If your Pap smear comes back with abnormal results, a colposcopy is performed to closely examine your cervix. The board-certified doctors at Westmoreland Obstetrics and Gynecologic Associates have extensive experience performing colposcopies, identifying abnormal tissues, and effectively treating the problem. If you need to schedule a Pap smear or you have questions about your health, call one of the offices in Lake Bluff or Grayslake, Illinois, or schedule an appointment online.
A colposcopy is a procedure to examine your cervix and vagina. A device called a colposcope is positioned outside your vagina, where it gives your doctor an illuminated and magnified view of the outside of your cervix and the tissues lining your vagina.
The team at Westmoreland Obstetrics and Gynecologic Associates may perform a colposcopy to diagnose and treat bleeding, polyps, and genital warts. However, they most often use colposcopy to examine your cervix when you have abnormal cells on a pap smear done to screen for cervical cancer.
Cervical cancer screening is used to find abnormal changes in the cells of the cervix that could lead to cancer. Screening includes the Pap test and, for some women, testing for a virus called human papillomavirus (HPV) (see FAQ085 "Cervical Cancer Screening").
The main cause of cervical cancer is infection with HPV. There are many types of HPV. Some types have been linked to cancer of the cervix, vulva, vagina, anus, and penis. Some also can cause cancer of the head and neck. These types of HPV are known as “high-risk” types. Most cases of cervical cancer are caused by just two high-risk types of HPV—type 16 and type 18. Cells that are infected with HPV appear different from normal cells under a microscope. Abnormal changes can be mild, or they can be more serious. The more serious changes can lead to cancer if not treated (see FAQ191 "Human Papillomavirus [HPV] Vaccination").
When you have an abnormal Pap smear, it means your sample contained some abnormal or unusual cells, referred to as Squamous Intraepithelial Lesion or SIL. “Squamous” refers to the type of cells that make up the tissue that covers the cervix. SIL is not a diagnosis of precancer or cancer. The Pap test is a screening test. It cannot tell exactly how severe the changes are in cervical cells. A cervical biopsy is needed to find out whether precancer or cancer actually is present. A biopsy may be performed during the colposcopy to determine the degree of “dysplasia” or abnormality.

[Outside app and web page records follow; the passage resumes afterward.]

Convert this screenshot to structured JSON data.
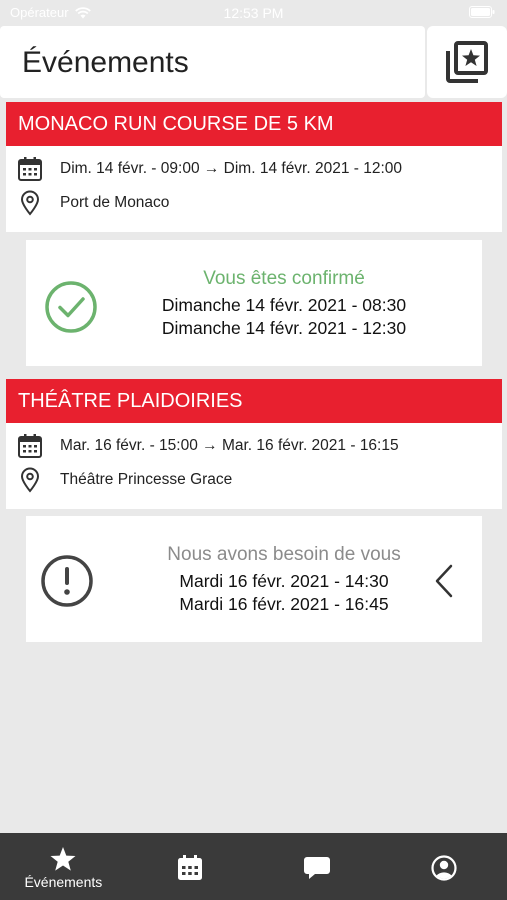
{
  "status_bar": {
    "carrier": "Opérateur",
    "time": "12:53 PM"
  },
  "header": {
    "title": "Événements"
  },
  "colors": {
    "accent": "#e8202f",
    "confirmed": "#6cb36e",
    "pending": "#8b8b8b",
    "tabbar": "#3a3a3a"
  },
  "events": [
    {
      "title": "MONACO RUN COURSE DE 5 KM",
      "dates": "Dim. 14 févr. - 09:00 → Dim. 14 févr. 2021 - 12:00",
      "location": "Port de Monaco",
      "status": {
        "text": "Vous êtes confirmé",
        "start": "Dimanche 14 févr. 2021 - 08:30",
        "end": "Dimanche 14 févr. 2021 - 12:30",
        "icon": "check-circle-icon"
      }
    },
    {
      "title": "THÉÂTRE PLAIDOIRIES",
      "dates": "Mar. 16 févr. - 15:00 → Mar. 16 févr. 2021 - 16:15",
      "location": "Théâtre Princesse Grace",
      "status": {
        "text": "Nous avons besoin de vous",
        "start": "Mardi 16 févr. 2021 - 14:30",
        "end": "Mardi 16 févr. 2021 - 16:45",
        "icon": "exclamation-circle-icon"
      }
    }
  ],
  "tabbar": {
    "tabs": [
      {
        "label": "Événements",
        "icon": "star-icon",
        "active": true
      },
      {
        "label": "",
        "icon": "calendar-icon"
      },
      {
        "label": "",
        "icon": "chat-bubble-icon"
      },
      {
        "label": "",
        "icon": "profile-icon"
      }
    ]
  }
}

Cervical intraepithelial lesion (CIN) is used to report cervical biopsy results. CIN describes the actual changes in cervical cells. CIN is graded as 1, 2, or 3. CIN 1 is used for mild (low-grade) changes in the cells that usually go away on their own without treatment. CIN 2 is used for moderate changes. CIN 3 is used for more severe (high-grade) changes. Moderate and high-grade changes can progress to cancer. For this reason, they may be described as “precancer”.
If you have an abnormal cervical cancer screening test result, you may need further testing. The following tests may be done depending on your age and your initial Pap test result :
Repeat Pap test or co-test
A repeat Pap test or a repeat co-test (Pap test and a test for high-risk types of HPV) is recommended as a follow-up to some abnormal test results. These repeat tests may be done in 1 year or in 3 years depending on your initial test result, your age, and the results of previous tests.
An HPV test looks for the presence of the HPV types that have been linked to cervical cancer. An HPV test can be done on the same cells used for the initial Pap test. This is called reflex HPV testing. There is another kind of HPV test that looks specifically for HPV type 16 and HPV type 18. These two types cause the most cases of cervical cancer. This kind of HPV test is called HPV typing.
Colposcopy is an exam of the cervix with a magnifying device. If an area of abnormal cells is seen, your health care provider may decide that a cervical biopsy is needed. For a biopsy, the health care provider removes a small sample of tissue and sends it to a lab for testing. The lab tests can determine whether CIN is present and, if so, what grade it is. Endocervical sampling also may be done. A small brush or other instrument is used to take a tissue sample from the cervical canal.
Your doctor at Westmoreland Obstetrics and Gynecologic Associates swabs a liquid over your cervix that makes it easier to see abnormal tissues. If any unusual tissues or growths are identified, they’re biopsied and sent back to the lab to determine the degree of abnormality, or dysplasia.
Once the biopsy returns, depending on the degree of dysplasia, your doctor may recommend\ one of these techniques to remove the area with and surrounding the abnormal cells:
If you’re due for a Pap test or you need to schedule a well-woman exam, call Westmoreland Obstetrics and Gynecologic Associates or used the online booking feature.